#### INFORMATION SHOWN ####
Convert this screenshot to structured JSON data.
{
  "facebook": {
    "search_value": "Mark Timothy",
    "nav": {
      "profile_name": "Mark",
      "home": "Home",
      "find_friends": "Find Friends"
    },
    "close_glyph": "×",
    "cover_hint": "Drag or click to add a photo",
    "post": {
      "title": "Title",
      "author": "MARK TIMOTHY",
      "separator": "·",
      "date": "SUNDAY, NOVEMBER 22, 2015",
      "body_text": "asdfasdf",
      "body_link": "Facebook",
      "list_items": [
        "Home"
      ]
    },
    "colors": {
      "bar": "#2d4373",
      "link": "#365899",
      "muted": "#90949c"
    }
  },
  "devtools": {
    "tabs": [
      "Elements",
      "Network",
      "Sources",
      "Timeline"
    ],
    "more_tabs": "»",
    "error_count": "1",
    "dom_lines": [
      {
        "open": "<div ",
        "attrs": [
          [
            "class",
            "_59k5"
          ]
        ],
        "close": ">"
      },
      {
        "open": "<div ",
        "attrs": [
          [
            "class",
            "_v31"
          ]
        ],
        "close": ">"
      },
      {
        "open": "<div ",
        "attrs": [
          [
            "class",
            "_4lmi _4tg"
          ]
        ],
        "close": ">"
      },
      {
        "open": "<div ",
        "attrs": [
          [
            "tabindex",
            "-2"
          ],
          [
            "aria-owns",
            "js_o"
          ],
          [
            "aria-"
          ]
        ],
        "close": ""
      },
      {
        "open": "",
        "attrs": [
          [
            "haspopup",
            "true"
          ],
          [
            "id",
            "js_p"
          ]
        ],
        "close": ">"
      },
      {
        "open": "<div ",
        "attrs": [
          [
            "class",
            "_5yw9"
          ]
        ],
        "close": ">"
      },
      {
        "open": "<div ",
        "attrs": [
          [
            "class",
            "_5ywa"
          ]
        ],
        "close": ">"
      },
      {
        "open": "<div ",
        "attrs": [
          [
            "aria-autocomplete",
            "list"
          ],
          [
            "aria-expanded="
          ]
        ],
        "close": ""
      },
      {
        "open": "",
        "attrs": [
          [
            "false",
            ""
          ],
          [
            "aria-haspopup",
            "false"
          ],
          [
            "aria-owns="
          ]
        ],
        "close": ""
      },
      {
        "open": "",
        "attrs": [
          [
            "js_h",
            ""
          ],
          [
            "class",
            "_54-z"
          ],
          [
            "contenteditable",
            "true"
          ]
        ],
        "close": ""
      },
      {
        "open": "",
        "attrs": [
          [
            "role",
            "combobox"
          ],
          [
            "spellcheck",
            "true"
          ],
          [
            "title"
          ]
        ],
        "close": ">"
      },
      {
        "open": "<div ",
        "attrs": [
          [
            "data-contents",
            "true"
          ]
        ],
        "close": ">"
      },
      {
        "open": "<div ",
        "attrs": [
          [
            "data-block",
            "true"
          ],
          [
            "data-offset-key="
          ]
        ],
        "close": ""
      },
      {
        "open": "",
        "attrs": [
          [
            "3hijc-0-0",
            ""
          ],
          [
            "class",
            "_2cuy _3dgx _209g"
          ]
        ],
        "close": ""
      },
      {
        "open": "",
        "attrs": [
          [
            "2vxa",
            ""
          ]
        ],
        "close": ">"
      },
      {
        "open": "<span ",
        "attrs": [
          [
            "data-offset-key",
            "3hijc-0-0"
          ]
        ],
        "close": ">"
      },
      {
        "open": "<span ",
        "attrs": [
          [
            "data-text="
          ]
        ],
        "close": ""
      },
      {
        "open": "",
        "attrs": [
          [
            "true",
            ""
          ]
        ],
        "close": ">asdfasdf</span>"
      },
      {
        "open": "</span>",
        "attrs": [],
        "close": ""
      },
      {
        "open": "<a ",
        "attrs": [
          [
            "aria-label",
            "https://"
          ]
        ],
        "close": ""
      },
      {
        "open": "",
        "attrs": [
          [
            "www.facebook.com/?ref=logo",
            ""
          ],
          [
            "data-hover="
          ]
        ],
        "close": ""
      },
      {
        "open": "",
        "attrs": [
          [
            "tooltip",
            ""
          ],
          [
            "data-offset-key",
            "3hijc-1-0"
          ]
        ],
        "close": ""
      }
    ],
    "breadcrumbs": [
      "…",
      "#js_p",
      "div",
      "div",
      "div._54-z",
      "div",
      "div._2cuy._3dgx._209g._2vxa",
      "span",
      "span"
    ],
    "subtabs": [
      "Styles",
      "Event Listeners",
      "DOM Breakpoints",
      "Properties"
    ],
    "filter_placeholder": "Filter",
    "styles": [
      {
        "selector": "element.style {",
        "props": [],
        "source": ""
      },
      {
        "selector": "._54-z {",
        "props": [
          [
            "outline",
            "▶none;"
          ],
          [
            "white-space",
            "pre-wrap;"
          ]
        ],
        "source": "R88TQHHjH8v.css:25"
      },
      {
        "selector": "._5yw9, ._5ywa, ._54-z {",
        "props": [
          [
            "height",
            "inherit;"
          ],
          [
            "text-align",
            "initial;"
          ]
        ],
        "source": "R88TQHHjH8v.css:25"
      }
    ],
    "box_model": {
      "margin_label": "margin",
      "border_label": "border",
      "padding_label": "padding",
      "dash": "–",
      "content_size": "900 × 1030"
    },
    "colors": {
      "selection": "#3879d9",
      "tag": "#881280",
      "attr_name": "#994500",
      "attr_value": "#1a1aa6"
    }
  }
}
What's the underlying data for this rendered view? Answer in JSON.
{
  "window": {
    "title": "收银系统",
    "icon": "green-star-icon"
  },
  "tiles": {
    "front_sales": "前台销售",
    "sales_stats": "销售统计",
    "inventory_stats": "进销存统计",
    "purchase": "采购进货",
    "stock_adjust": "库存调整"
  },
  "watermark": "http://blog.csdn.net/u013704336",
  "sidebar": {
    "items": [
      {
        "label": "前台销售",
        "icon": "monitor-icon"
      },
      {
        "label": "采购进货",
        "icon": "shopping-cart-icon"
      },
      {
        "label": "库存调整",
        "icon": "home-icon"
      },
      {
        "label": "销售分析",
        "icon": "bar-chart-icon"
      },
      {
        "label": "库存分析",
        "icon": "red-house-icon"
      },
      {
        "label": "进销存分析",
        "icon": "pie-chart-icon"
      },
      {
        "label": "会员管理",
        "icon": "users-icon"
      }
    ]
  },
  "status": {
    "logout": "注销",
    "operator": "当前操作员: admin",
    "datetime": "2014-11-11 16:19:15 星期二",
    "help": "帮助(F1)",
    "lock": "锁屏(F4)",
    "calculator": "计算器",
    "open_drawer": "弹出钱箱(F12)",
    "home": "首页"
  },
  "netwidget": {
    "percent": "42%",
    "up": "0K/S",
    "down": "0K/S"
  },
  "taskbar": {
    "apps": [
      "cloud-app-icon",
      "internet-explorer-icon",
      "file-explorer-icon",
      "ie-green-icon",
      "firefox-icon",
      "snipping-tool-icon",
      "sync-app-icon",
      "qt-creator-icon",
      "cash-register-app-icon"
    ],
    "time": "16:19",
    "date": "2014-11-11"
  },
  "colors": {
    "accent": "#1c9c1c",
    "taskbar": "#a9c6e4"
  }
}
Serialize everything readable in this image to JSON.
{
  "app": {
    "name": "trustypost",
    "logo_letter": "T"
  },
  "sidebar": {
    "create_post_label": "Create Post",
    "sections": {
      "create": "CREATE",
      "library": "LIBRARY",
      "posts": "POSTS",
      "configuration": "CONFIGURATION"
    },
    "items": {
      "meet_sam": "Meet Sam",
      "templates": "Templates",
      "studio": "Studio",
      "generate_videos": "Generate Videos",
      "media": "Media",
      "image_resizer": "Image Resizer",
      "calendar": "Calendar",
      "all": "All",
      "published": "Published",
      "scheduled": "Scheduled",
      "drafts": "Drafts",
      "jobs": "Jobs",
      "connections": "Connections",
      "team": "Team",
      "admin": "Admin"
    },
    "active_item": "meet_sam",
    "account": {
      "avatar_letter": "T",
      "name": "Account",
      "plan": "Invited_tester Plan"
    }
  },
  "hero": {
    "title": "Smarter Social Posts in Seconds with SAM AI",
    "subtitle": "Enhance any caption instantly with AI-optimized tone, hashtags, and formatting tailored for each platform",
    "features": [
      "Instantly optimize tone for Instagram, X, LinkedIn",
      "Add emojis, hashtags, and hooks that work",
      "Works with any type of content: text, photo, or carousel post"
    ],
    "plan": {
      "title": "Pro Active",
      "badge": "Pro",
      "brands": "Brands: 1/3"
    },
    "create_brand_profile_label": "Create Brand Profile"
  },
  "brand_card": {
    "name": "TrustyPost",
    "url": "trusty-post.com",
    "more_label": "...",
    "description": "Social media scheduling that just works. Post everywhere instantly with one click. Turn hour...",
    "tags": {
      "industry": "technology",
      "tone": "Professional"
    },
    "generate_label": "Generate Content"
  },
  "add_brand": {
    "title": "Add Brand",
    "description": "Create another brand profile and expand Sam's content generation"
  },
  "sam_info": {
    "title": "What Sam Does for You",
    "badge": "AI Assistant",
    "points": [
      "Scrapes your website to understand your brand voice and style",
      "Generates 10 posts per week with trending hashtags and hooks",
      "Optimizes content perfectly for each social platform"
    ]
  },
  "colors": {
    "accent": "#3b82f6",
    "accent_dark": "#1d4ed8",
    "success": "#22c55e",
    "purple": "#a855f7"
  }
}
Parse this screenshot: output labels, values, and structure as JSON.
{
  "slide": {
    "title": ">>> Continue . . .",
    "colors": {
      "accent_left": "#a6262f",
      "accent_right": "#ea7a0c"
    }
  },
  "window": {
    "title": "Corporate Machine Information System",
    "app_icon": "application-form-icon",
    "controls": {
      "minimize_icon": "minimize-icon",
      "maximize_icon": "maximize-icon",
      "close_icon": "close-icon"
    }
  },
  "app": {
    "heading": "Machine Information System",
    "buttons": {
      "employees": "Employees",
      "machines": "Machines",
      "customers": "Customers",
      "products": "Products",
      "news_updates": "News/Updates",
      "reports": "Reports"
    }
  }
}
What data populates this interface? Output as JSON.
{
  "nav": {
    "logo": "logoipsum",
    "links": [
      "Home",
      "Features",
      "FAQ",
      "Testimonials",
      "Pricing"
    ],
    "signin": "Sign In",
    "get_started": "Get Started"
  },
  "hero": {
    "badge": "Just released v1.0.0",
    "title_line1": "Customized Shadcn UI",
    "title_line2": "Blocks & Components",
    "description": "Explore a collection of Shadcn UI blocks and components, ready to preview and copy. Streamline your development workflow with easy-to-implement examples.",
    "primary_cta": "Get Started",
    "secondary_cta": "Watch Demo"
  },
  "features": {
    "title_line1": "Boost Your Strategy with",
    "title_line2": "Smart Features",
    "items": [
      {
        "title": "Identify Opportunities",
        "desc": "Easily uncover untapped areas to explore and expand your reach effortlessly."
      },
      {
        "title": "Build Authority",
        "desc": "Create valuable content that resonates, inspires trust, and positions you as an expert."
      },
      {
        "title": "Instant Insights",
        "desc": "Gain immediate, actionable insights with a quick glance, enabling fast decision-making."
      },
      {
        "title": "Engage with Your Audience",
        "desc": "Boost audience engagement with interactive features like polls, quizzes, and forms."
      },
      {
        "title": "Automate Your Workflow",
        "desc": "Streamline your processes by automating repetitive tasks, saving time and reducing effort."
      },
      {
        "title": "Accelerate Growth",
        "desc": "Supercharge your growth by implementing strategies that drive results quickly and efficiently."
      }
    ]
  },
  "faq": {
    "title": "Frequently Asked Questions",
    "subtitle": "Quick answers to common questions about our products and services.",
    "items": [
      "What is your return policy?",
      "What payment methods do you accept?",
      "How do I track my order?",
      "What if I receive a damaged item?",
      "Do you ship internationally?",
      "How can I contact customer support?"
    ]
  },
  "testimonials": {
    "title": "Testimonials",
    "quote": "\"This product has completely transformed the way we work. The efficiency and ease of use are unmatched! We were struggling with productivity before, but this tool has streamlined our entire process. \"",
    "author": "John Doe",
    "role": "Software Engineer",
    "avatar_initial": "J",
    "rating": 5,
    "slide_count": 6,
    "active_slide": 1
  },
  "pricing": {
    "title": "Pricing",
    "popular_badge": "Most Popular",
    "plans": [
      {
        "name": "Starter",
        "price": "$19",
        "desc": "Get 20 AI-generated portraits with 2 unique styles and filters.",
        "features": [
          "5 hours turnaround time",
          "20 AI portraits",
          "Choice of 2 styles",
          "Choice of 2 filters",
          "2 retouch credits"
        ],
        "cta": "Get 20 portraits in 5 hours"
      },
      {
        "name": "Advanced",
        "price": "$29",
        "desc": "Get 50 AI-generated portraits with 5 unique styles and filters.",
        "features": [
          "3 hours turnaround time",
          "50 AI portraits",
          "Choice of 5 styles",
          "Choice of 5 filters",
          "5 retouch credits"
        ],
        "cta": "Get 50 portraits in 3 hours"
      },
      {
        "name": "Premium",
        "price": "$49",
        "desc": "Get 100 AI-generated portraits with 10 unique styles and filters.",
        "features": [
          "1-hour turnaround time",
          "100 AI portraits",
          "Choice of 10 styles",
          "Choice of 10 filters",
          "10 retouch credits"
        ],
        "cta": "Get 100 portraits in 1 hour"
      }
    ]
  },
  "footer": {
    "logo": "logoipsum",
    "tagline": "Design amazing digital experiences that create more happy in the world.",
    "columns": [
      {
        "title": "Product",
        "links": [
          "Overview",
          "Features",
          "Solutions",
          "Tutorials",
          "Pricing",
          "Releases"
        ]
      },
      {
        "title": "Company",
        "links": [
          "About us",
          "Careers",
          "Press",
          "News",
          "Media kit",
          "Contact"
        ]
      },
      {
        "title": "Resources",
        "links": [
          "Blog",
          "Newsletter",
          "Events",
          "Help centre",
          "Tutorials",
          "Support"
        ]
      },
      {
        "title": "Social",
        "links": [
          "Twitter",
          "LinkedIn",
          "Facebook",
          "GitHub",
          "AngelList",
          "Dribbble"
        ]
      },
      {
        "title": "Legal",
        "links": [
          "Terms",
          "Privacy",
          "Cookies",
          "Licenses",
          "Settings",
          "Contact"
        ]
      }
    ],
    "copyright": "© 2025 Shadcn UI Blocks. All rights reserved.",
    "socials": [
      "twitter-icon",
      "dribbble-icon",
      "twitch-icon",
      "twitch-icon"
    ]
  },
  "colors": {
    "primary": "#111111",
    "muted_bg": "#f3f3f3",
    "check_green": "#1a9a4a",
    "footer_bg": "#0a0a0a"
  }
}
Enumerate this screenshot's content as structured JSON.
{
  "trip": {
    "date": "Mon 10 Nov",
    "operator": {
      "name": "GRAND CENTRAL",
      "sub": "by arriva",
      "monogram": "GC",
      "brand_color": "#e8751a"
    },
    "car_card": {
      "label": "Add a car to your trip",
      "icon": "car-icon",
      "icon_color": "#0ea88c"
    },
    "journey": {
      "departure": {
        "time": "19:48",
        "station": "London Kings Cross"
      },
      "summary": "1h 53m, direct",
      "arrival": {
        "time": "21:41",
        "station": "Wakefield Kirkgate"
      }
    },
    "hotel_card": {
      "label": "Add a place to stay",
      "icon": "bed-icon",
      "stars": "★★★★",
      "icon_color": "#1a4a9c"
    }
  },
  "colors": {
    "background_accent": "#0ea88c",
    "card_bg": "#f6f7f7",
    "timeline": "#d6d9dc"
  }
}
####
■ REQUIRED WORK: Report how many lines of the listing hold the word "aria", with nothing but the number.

■ ANSWER SPACE: 7